Would you please reproduce all the entries word for word, minus the pictures?

Input Start Marker

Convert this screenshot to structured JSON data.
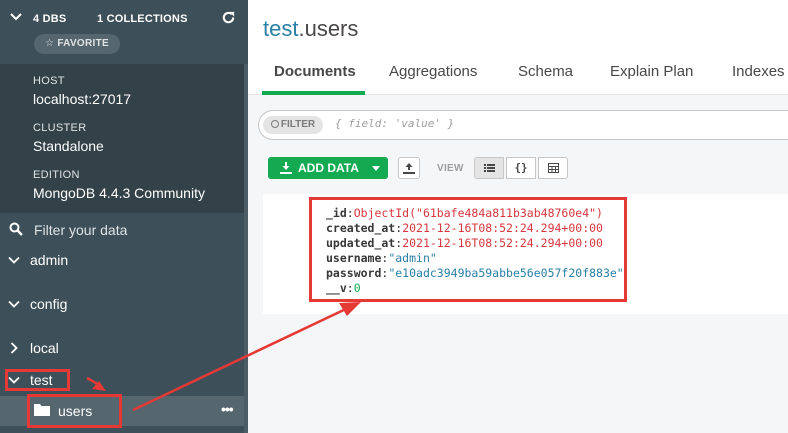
{
  "sidebar": {
    "dbs_count": "4 DBS",
    "collections_count": "1 COLLECTIONS",
    "favorite_label": "☆ FAVORITE",
    "host_label": "HOST",
    "host_value": "localhost:27017",
    "cluster_label": "CLUSTER",
    "cluster_value": "Standalone",
    "edition_label": "EDITION",
    "edition_value": "MongoDB 4.4.3 Community",
    "filter_placeholder": "Filter your data",
    "databases": [
      {
        "name": "admin",
        "expanded": true
      },
      {
        "name": "config",
        "expanded": true
      },
      {
        "name": "local",
        "expanded": false
      },
      {
        "name": "test",
        "expanded": true
      }
    ],
    "collection": "users",
    "more": "•••"
  },
  "main": {
    "namespace_db": "test",
    "namespace_coll": ".users",
    "tabs": [
      "Documents",
      "Aggregations",
      "Schema",
      "Explain Plan",
      "Indexes"
    ],
    "filter_pill": "FILTER",
    "filter_placeholder": "{ field: 'value' }",
    "add_data_label": "ADD DATA",
    "view_label": "VIEW",
    "json_view": "{}"
  },
  "document": [
    {
      "key": "_id",
      "value": "ObjectId(\"61bafe484a811b3ab48760e4\")",
      "type": "oid"
    },
    {
      "key": "created_at",
      "value": "2021-12-16T08:52:24.294+00:00",
      "type": "date"
    },
    {
      "key": "updated_at",
      "value": "2021-12-16T08:52:24.294+00:00",
      "type": "date"
    },
    {
      "key": "username",
      "value": "\"admin\"",
      "type": "str"
    },
    {
      "key": "password",
      "value": "\"e10adc3949ba59abbe56e057f20f883e\"",
      "type": "str"
    },
    {
      "key": "__v",
      "value": "0",
      "type": "num"
    }
  ],
  "colors": {
    "sidebar_bg": "#3d4f58",
    "sidebar_info_bg": "#334249",
    "accent_green": "#13aa52",
    "namespace_blue": "#2a7fa5",
    "annotation_red": "#e53935"
  }
}
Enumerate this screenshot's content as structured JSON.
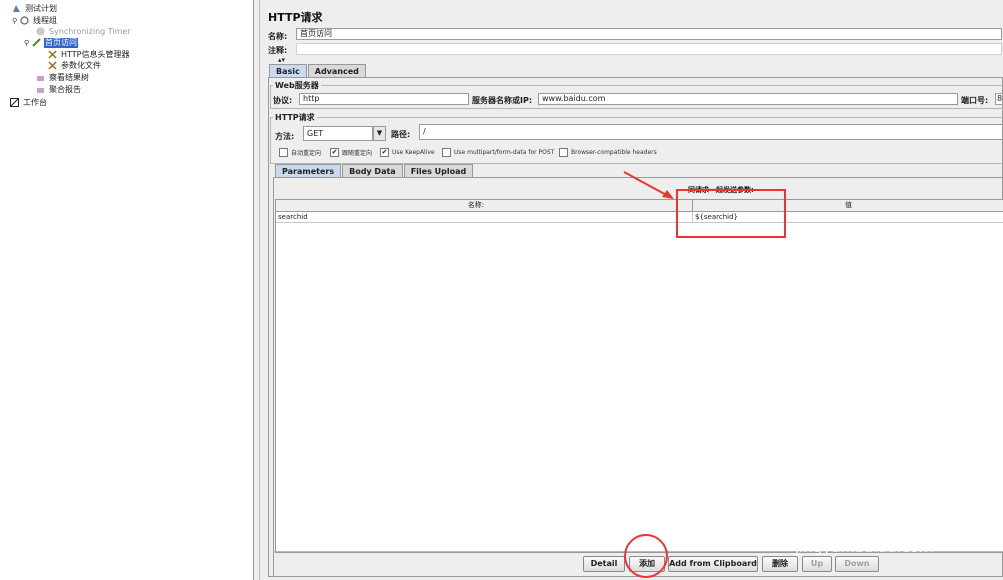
{
  "tree": {
    "nodes": [
      {
        "label": "测试计划"
      },
      {
        "label": "线程组"
      },
      {
        "label": "Synchronizing Timer"
      },
      {
        "label": "首页访问"
      },
      {
        "label": "HTTP信息头管理器"
      },
      {
        "label": "参数化文件"
      },
      {
        "label": "察看结果树"
      },
      {
        "label": "聚合报告"
      },
      {
        "label": "工作台"
      }
    ]
  },
  "panel": {
    "title": "HTTP请求",
    "name_label": "名称:",
    "name_value": "首页访问",
    "comment_label": "注释:",
    "tabs": [
      {
        "label": "Basic"
      },
      {
        "label": "Advanced"
      }
    ],
    "web_server_title": "Web服务器",
    "protocol_label": "协议:",
    "protocol_value": "http",
    "server_label": "服务器名称或IP:",
    "server_value": "www.baidu.com",
    "port_label": "端口号:",
    "port_value": "8",
    "http_request_title": "HTTP请求",
    "method_label": "方法:",
    "method_value": "GET",
    "path_label": "路径:",
    "path_value": "/",
    "checkboxes": [
      {
        "label": "自动重定向",
        "checked": false
      },
      {
        "label": "跟随重定向",
        "checked": true
      },
      {
        "label": "Use KeepAlive",
        "checked": true
      },
      {
        "label": "Use multipart/form-data for POST",
        "checked": false
      },
      {
        "label": "Browser-compatible headers",
        "checked": false
      }
    ],
    "subtabs": [
      {
        "label": "Parameters"
      },
      {
        "label": "Body Data"
      },
      {
        "label": "Files Upload"
      }
    ],
    "params_caption": "同请求一起发送参数:",
    "table": {
      "headers": [
        "名称:",
        "值"
      ],
      "rows": [
        [
          "searchid",
          "${searchid}"
        ]
      ]
    },
    "buttons": [
      {
        "label": "Detail"
      },
      {
        "label": "添加"
      },
      {
        "label": "Add from Clipboard"
      },
      {
        "label": "删除"
      },
      {
        "label": "Up"
      },
      {
        "label": "Down"
      }
    ]
  },
  "colors": {
    "accent": "#2f65ca",
    "annotation": "#e33333"
  }
}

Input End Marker

▶ [Answer space]:
Convert this screenshot to structured JSON data.
{
  "sidebar": {
    "dbs_count": "4 DBS",
    "collections_count": "1 COLLECTIONS",
    "favorite_label": "☆ FAVORITE",
    "host_label": "HOST",
    "host_value": "localhost:27017",
    "cluster_label": "CLUSTER",
    "cluster_value": "Standalone",
    "edition_label": "EDITION",
    "edition_value": "MongoDB 4.4.3 Community",
    "filter_placeholder": "Filter your data",
    "databases": [
      {
        "name": "admin",
        "expanded": true
      },
      {
        "name": "config",
        "expanded": true
      },
      {
        "name": "local",
        "expanded": false
      },
      {
        "name": "test",
        "expanded": true
      }
    ],
    "collection": "users",
    "more": "•••"
  },
  "main": {
    "namespace_db": "test",
    "namespace_coll": ".users",
    "tabs": [
      "Documents",
      "Aggregations",
      "Schema",
      "Explain Plan",
      "Indexes"
    ],
    "filter_pill": "FILTER",
    "filter_placeholder": "{ field: 'value' }",
    "add_data_label": "ADD DATA",
    "view_label": "VIEW",
    "json_view": "{}"
  },
  "document": [
    {
      "key": "_id",
      "value": "ObjectId(\"61bafe484a811b3ab48760e4\")",
      "type": "oid"
    },
    {
      "key": "created_at",
      "value": "2021-12-16T08:52:24.294+00:00",
      "type": "date"
    },
    {
      "key": "updated_at",
      "value": "2021-12-16T08:52:24.294+00:00",
      "type": "date"
    },
    {
      "key": "username",
      "value": "\"admin\"",
      "type": "str"
    },
    {
      "key": "password",
      "value": "\"e10adc3949ba59abbe56e057f20f883e\"",
      "type": "str"
    },
    {
      "key": "__v",
      "value": "0",
      "type": "num"
    }
  ],
  "colors": {
    "sidebar_bg": "#3d4f58",
    "sidebar_info_bg": "#334249",
    "accent_green": "#13aa52",
    "namespace_blue": "#2a7fa5",
    "annotation_red": "#e53935"
  }
}
Enumerate this screenshot's content as structured JSON.
{
  "tree": {
    "nodes": [
      {
        "label": "测试计划"
      },
      {
        "label": "线程组"
      },
      {
        "label": "Synchronizing Timer"
      },
      {
        "label": "首页访问"
      },
      {
        "label": "HTTP信息头管理器"
      },
      {
        "label": "参数化文件"
      },
      {
        "label": "察看结果树"
      },
      {
        "label": "聚合报告"
      },
      {
        "label": "工作台"
      }
    ]
  },
  "panel": {
    "title": "HTTP请求",
    "name_label": "名称:",
    "name_value": "首页访问",
    "comment_label": "注释:",
    "tabs": [
      {
        "label": "Basic"
      },
      {
        "label": "Advanced"
      }
    ],
    "web_server_title": "Web服务器",
    "protocol_label": "协议:",
    "protocol_value": "http",
    "server_label": "服务器名称或IP:",
    "server_value": "www.baidu.com",
    "port_label": "端口号:",
    "port_value": "8",
    "http_request_title": "HTTP请求",
    "method_label": "方法:",
    "method_value": "GET",
    "path_label": "路径:",
    "path_value": "/",
    "checkboxes": [
      {
        "label": "自动重定向",
        "checked": false
      },
      {
        "label": "跟随重定向",
        "checked": true
      },
      {
        "label": "Use KeepAlive",
        "checked": true
      },
      {
        "label": "Use multipart/form-data for POST",
        "checked": false
      },
      {
        "label": "Browser-compatible headers",
        "checked": false
      }
    ],
    "subtabs": [
      {
        "label": "Parameters"
      },
      {
        "label": "Body Data"
      },
      {
        "label": "Files Upload"
      }
    ],
    "params_caption": "同请求一起发送参数:",
    "table": {
      "headers": [
        "名称:",
        "值"
      ],
      "rows": [
        [
          "searchid",
          "${searchid}"
        ]
      ]
    },
    "buttons": [
      {
        "label": "Detail"
      },
      {
        "label": "添加"
      },
      {
        "label": "Add from Clipboard"
      },
      {
        "label": "删除"
      },
      {
        "label": "Up"
      },
      {
        "label": "Down"
      }
    ]
  },
  "colors": {
    "accent": "#2f65ca",
    "annotation": "#e33333"
  }
}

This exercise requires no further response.